Censorship by Yahoo! Japan

Bookmark this on Hatena Bookmark
Hatena Bookmark - Censorship by Yahoo! Japan
Share on Facebook
Post to Google Buzz
Bookmark this on Yahoo Bookmark
Bookmark this on Livedoor Clip
Share on FriendFeed
[`tweetmeme` not found]

I had an issue over the photograph I posted with my last article in Yahoo! News Japan, which is one of the hosts of my blog.

It was rejected because it showed a dead body and the page was ‘unpublicized’ immediately.  I was impressed by how fast the action took place (within a hour after my posting!) but also quite surprised by its over-sensitiveness. The photo, as you see in the previous post on this blog, shows a man lying down with a bit of blood on the ground. It’s one of the least graphic ones in my book and I didn’t think it would be so shocking or scandalous. Well, the degree of tolerance is up to each person so I won’t argue that here. What bothered me was that the editor at Yahoo! didn’t give me a chance to discuss the matter with her. Instead, she just unpublicized the whole page.

Below is a part of the email sent by the editor. I have never met the person before, and she doesn’t know me neither. Without having a discussion, the page was shut down shortly after the email was sent.

“Basically, Japanese media don’t publish pictures showing dead bodies. The photograph shows blood and a dead body directly and we are afraid it may offend our readers. I would ask you to eliminate or change the photo”
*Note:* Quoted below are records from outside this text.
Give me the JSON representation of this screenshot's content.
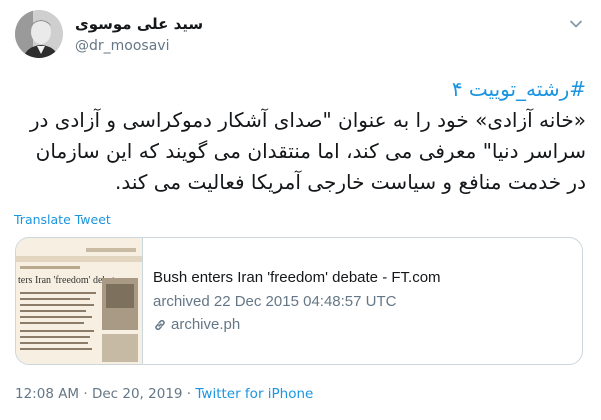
{
  "author": {
    "display_name": "سید علی موسوی",
    "handle": "@dr_moosavi"
  },
  "tweet": {
    "hashtag": "#رشته_توییت ۴",
    "text": "«خانه آزادی» خود را به عنوان \"صدای آشکار دموکراسی و آزادی در سراسر دنیا\" معرفی می کند، اما منتقدان می گویند که این سازمان در خدمت منافع و سیاست خارجی آمریکا فعالیت می کند.",
    "translate_label": "Translate Tweet"
  },
  "card": {
    "title": "Bush enters Iran 'freedom' debate - FT.com",
    "description": "archived 22 Dec 2015 04:48:57 UTC",
    "domain": "archive.ph",
    "thumb_headline": "ters Iran 'freedom' debate"
  },
  "footer": {
    "time": "12:08 AM",
    "separator1": " · ",
    "date": "Dec 20, 2019",
    "separator2": " · ",
    "source": "Twitter for iPhone"
  },
  "colors": {
    "link": "#1b95e0",
    "secondary": "#657786",
    "border": "#ccd6dd"
  }
}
What is ‘basically’?  As far as I know, there is no such ‘basic’ rule or restriction applying to all media in Japan. I never had a problem publishing photographs which were much more graphic than this one in Japanese magazines. For television programs, I can somewhat understand the possibility of offending viewers by showing unexpected graphic images. But this is a news blog written by designated authors. Most of the readers make a conscious decision to visit my blog. Some readers may accidentally land on the page and may get shocked by the picture but even for that case, giving an advance warning message should avoid the problem.

When Yahoo! Japan asked me to contribute to its news blog, I assumed that they already knew about me and my photographs. Unfortunately, it doesn’t seem like the case. It seems to me that this incident is a typical example of Japanese media’s ‘Don’t make waves’ attitude to avoid any complaints from readers or viewers.

Coincidently, I just had a conversation with a Japanese journalist last week about coverage of deaths during Japan’s tsunami disaster in 2011. He told me that some television cameramen didn’t even film dead bodies in front of them because they knew the image wouldn’t be aired. I was shocked to realize how Japan’s ‘Don’t make waves’ attitude was spoiling the work of cameramen on the ground.

Even in western media, which I mostly shoot for and is more tolerant of death and blood than Japanese media, rarely use overly graphic images. But it doesn’t stop me from shooting it because I know that even if it doesn’t get published, recording the incident is an important part of our job. If you don’t photograph it, there won’t be any record when it may be needed in the future.

There have been several occasions in the past that made me think deeply about the usage of graphic images. One example was that when I had an exhibition in Japan. I insisted on displaying an image which I shot during Liberia’s civil war. It showed a little girl whose hand was torn off by mortar shrapnel. It was quite graphic but I thought it’s important to show how brutal and senseless the war can be. After the exhibition, the sponsor of the show told me that a female student got sick by looking at the photo and couldn’t proceed further to see other images. Because of one graphic photograph, I took the opportunity away from her to see other important images. This incident made me realize that my own belief and opinion don’t always translate or work as I intend. Since then, I have become much more careful about the usage of such images and I try to discuss with editors and exhibitors as much as possible so we can reach a certain agreement.

In this case with Yahoo!, the editor unilaterally took down the post without giving me an opportunity to discuss. It was quite ironic that this incident occurred in relation to the article on Mr. Sakai, who insisted on publishing these shocking images in a children’s book as he believed it to be meaningful.
















show hide 2 comments

Keisuke Togawa 僕が小学生のとき、広島長崎の原爆展でおぞましい死者の写真を観て、数日、怯えていました。すると祖父が「人にとって人がもっとも恐ろしい—わかっただろ?」。「人は人を簡単に殺せるんだ」。戦場体験者の祖父の言葉によって、僕は命の尊さを知り、冷静さを取り戻すことができました。しかし、僕は目の前で人が殺されて行くのを見たことが無いので、本当の恐ろしさを知りません。本当の恐ろしさを知ることが必要なのかどうなのかとなれば、知る必要があると思います。本当の恐ろしさとは表面的なことだけでなく内面の恐ろしさも含めてです。

Kuni Takahashi 「はだしのゲン」のことといい、いまの日本はまた戦前の風潮に逆戻りしているようで怖いですね。

Your email is never published or shared. Required fields are marked *



There was an error submitting your comment. Please try again.